The big energy consumers in the operation of producing artificial snow are water pumps and air compressors. Water pumps push water from rivers or holding ponds up the mountain to the guns, and air compressors pressurize air, which is mixed with water and ejected onto the slopes.
Up until a few years ago, the beginning of the winter season was guaranteed a base layer of fresh snow. However, this is disappearing and there is more of a reliance on the snow cannons generating snow.
Artificial snow is not a new sighting for winter sports.
The 2022 edition of the Winter Olympics, held in Beijing, was solely reliant on artificial snow. China estimated that the snowmaking would require 49 million gallons of water, which was highlighted as a risk by the International Olympic Committee’s (IOC) evaluation during the bidding process. The Beijing Olympics was not the first winter games to use fake snow and will not be the last.
The economic consequences of climate change are having a huge impact on ski resorts. The ski seasons have been getting shorter and resorts are having to invest in expensive snowmaking equipment to ensure sufficient snow coverage.
Additionally, when resorts are forced to close earlier than expected due to a lack of snow, it can lead to lost revenue and job losses. Winter sports are very popular in European countries like Austria and Switzerland.
If a resort is losing revenue due to having to close early, they may not feel it’s possible to commit to hosting a World Cup race. Ultimately, winter tourism in ski resorts could, and probably will be, heavily affected.
It has been 100 years since Chamonix hosted the first Winter Olympics in 1924, but research by the IOC last year found that only 10 countries will be able to host snow sports by 2040 due to the impact of climate change.
In terms of the Alpine skiing World Cup, races are being either re-scheduled or canceled due to a lack of snow and unseasonably warm conditions. Not even the snow canons can always mask climate change.
A portion of a ski resort’s revenue will come from the ski race attraction when a resort is hosting a race. However, if resorts are unable to produce artificial snow and races are canceled, major tourism revenue will be lost. Not only is this disappointing for fans, organizers, and the racers, but it’s also a major loss for the resort’s revenue.
As mentioned, fake snow comes at a cost, it is both water and energy-intensive. This has led La Molina in Italy to dedicate spending the next three years testing a new snowmaking technique that promises to be far less resource intensive, as well as being able to produce snow at warmer temperatures.
This would, if effective, resolve the recent issues of canceling World Cup races due to lack of snow and high temperatures. Resorts are keen to plot for a warmer future, as they not only want to keep winter tourism alive but also keep ski racing a popular and successful sport.

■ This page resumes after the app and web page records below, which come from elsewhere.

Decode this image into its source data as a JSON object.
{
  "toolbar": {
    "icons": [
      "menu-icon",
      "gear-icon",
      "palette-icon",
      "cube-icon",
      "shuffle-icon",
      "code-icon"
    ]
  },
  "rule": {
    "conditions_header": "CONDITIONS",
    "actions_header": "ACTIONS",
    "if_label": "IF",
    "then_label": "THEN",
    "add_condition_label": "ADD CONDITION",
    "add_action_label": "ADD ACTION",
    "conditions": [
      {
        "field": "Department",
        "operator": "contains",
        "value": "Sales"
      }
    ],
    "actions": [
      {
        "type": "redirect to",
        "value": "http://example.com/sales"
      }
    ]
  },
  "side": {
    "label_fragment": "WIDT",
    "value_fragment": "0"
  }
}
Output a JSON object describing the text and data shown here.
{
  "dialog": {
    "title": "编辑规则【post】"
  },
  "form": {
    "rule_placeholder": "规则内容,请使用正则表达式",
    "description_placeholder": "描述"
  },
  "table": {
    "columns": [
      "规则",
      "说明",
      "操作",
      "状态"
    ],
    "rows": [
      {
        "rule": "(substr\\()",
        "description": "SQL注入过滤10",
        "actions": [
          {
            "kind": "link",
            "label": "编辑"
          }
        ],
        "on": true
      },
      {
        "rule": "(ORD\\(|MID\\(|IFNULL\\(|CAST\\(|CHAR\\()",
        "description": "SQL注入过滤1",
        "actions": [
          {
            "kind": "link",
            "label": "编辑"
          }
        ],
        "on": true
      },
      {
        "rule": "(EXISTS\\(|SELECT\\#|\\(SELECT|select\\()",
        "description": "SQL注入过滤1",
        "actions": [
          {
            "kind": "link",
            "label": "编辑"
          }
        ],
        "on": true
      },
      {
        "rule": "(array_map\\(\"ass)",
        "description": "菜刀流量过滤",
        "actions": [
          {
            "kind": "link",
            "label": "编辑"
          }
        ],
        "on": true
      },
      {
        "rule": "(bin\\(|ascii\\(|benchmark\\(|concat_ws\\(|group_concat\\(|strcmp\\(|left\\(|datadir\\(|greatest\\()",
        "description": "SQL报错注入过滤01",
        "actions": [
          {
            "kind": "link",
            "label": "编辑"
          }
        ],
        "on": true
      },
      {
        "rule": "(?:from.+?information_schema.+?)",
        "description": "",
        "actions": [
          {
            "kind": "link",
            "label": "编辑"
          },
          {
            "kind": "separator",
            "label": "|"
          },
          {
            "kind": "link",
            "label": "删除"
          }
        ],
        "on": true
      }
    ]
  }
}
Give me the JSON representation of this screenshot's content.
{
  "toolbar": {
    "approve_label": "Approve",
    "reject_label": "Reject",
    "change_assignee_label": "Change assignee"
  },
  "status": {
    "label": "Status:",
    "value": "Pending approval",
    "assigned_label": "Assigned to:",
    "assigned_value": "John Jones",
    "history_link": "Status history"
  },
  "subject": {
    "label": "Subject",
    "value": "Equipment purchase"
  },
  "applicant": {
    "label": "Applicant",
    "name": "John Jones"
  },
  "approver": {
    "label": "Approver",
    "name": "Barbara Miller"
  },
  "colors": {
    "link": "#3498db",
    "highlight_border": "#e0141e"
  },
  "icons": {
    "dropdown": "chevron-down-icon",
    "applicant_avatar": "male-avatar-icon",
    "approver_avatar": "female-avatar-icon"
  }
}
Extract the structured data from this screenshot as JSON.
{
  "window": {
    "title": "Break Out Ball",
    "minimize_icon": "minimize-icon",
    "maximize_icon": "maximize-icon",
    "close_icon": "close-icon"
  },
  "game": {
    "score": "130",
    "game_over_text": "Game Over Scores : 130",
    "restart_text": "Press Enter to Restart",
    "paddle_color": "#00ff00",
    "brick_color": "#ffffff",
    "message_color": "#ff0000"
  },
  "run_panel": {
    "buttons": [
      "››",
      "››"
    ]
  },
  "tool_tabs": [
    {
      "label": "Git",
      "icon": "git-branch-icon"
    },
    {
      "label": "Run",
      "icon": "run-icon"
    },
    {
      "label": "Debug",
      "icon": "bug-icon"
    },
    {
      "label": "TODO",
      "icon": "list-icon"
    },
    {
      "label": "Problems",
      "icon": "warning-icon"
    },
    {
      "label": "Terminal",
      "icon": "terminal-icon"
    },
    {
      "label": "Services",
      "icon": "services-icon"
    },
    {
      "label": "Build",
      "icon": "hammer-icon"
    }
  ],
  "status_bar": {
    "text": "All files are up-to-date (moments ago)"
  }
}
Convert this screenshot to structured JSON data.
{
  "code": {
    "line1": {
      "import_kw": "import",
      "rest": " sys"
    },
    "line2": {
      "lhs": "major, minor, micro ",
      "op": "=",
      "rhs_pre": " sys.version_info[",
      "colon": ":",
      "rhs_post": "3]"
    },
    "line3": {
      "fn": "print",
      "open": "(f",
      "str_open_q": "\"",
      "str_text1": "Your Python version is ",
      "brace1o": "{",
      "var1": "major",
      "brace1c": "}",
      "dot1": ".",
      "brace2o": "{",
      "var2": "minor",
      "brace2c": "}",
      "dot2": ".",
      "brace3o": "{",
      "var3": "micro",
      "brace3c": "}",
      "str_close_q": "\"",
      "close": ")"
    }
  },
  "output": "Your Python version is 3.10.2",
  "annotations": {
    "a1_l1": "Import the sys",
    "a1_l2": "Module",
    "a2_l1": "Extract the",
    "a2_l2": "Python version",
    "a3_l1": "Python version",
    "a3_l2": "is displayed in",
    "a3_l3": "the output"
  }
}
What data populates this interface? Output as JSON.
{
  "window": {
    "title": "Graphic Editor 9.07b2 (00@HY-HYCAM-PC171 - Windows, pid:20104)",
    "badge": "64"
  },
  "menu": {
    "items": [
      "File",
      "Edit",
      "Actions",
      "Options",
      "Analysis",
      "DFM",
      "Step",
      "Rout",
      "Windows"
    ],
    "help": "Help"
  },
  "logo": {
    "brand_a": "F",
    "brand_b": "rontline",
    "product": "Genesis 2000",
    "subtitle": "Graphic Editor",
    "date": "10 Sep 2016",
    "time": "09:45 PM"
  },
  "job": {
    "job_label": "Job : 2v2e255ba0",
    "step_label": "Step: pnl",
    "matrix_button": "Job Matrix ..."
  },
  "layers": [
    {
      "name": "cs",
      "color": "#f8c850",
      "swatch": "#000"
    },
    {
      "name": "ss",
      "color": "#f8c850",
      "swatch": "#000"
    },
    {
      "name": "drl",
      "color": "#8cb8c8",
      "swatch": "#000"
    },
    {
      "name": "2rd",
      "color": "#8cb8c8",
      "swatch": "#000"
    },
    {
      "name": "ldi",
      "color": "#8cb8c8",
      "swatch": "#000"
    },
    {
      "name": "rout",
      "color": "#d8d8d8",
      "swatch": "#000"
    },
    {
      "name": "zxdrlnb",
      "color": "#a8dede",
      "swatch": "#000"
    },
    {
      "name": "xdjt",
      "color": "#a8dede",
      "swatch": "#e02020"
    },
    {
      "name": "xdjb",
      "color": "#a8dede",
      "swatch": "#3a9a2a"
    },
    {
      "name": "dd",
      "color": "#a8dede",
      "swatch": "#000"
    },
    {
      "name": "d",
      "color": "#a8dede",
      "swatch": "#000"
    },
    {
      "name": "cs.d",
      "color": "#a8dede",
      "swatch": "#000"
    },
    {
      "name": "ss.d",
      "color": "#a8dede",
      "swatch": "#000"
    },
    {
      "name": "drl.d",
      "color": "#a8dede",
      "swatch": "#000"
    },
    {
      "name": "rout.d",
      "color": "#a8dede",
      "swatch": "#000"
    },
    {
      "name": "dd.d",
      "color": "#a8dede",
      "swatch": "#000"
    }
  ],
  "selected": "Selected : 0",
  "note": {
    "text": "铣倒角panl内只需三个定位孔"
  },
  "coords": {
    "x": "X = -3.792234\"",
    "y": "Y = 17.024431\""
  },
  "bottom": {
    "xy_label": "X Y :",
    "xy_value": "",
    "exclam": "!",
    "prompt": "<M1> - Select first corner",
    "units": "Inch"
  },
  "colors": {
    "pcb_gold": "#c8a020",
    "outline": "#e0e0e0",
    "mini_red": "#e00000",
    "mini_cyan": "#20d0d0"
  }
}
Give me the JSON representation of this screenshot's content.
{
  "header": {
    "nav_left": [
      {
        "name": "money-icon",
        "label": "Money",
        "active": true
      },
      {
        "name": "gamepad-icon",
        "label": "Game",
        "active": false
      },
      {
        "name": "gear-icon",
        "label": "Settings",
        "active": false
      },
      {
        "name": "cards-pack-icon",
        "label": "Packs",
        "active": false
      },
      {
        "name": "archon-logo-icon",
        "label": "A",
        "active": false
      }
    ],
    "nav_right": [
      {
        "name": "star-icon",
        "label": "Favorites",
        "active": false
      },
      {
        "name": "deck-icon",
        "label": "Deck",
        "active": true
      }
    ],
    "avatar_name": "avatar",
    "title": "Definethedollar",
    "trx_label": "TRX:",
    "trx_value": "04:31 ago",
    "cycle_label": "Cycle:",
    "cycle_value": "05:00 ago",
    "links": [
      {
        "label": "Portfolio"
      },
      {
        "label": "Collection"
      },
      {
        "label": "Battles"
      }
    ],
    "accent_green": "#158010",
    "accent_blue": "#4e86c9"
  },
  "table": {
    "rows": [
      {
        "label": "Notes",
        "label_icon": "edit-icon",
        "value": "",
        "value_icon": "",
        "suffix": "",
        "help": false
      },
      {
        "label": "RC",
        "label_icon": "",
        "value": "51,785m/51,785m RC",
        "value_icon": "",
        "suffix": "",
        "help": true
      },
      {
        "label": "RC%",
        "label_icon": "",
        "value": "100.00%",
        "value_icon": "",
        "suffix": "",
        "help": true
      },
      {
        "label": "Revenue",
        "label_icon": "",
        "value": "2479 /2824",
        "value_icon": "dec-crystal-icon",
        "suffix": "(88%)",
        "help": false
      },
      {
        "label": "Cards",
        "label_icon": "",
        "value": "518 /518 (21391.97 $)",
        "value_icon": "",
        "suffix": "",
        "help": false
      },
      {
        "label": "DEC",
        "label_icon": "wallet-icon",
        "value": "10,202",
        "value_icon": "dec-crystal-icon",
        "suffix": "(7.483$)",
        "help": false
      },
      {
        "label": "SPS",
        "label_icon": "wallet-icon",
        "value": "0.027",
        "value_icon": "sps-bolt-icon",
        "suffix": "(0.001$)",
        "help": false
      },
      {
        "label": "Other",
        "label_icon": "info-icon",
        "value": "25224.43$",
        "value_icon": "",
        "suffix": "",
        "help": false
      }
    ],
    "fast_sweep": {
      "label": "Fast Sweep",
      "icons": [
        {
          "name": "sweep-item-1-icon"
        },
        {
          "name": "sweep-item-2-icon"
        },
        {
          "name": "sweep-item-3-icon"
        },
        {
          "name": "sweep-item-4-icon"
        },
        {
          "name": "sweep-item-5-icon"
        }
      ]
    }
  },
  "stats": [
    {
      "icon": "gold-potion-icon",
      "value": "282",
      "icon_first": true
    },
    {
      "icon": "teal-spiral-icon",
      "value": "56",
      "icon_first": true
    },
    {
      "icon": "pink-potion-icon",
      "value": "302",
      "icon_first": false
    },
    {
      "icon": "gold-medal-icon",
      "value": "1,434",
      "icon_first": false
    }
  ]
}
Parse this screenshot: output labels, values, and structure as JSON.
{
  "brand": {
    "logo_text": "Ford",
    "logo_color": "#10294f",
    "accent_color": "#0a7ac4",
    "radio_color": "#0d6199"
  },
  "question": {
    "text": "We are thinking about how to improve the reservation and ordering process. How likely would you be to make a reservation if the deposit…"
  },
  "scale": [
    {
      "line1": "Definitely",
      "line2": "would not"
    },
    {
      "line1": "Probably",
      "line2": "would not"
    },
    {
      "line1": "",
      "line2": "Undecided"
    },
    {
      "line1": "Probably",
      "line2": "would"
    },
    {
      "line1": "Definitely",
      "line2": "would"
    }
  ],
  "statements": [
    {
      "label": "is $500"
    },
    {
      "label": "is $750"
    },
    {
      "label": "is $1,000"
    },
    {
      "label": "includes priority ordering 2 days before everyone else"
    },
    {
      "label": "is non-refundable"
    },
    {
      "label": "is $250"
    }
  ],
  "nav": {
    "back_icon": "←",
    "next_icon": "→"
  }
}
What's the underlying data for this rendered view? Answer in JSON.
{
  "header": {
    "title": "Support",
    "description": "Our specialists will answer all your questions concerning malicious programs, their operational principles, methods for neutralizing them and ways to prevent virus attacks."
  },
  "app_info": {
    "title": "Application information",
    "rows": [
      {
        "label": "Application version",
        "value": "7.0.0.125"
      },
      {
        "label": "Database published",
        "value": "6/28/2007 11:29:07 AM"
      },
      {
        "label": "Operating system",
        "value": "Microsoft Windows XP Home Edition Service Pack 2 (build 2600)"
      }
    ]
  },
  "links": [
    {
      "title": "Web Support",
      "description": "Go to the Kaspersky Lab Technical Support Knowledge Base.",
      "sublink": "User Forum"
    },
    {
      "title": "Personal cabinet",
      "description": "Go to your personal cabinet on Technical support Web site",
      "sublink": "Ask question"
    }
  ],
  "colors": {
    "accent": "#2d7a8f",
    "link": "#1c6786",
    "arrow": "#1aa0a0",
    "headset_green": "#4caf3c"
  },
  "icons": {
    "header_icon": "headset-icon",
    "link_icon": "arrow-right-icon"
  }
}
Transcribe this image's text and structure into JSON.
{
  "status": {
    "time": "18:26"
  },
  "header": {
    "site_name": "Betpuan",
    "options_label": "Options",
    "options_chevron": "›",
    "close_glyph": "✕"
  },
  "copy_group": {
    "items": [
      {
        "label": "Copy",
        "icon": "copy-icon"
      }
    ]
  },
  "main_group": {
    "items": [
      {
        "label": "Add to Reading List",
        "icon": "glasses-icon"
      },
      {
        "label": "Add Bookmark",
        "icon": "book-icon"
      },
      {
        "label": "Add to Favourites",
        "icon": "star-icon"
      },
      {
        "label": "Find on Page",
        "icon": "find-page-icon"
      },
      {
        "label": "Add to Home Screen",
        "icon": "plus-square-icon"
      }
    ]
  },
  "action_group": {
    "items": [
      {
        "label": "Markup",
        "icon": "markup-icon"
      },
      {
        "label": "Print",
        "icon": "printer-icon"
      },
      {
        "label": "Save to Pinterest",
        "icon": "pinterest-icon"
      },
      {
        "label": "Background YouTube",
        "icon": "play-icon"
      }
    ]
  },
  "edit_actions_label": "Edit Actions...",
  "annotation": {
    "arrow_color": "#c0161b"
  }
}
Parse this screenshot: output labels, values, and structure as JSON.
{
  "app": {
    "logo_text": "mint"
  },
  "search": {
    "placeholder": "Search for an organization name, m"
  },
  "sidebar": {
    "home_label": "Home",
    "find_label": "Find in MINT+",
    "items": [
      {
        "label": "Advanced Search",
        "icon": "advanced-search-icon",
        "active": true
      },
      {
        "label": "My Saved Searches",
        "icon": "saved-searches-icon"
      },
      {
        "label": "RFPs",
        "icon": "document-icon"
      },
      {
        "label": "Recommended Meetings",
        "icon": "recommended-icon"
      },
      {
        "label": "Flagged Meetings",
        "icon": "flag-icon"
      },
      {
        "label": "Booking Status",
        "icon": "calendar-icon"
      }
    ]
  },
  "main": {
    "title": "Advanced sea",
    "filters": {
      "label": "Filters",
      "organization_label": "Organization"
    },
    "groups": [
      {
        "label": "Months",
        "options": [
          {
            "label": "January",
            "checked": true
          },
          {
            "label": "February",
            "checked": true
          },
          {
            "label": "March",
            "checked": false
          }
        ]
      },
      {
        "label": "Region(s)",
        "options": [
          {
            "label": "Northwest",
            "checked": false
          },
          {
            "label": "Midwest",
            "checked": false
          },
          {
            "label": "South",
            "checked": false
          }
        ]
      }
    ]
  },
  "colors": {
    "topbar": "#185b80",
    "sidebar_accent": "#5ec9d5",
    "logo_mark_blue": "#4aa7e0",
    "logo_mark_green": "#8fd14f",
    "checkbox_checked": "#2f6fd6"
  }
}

It is evidently not possible to avoid the effects of climate change which are already having huge impacts on ski resorts. Therefore, adaptation is necessary but expensive. As has been said, creating artificial snow does not come cheap.
As for ski racing, it can only be kept running in the long term with artificial snow. Yes, years will vary in terms of which time of the season there will be lots of snow and when there will not, however, for all races during the year to go ahead, artificial snow that can still be made in warmer temperatures is going to be vital in years to come.
Ski resorts must be able to remain open for as long as possible, both to maintain generating revenue but also to keep ski racing on the calendar.
(Photo by Alain Grosclaude/Agence Zoom/Getty Images)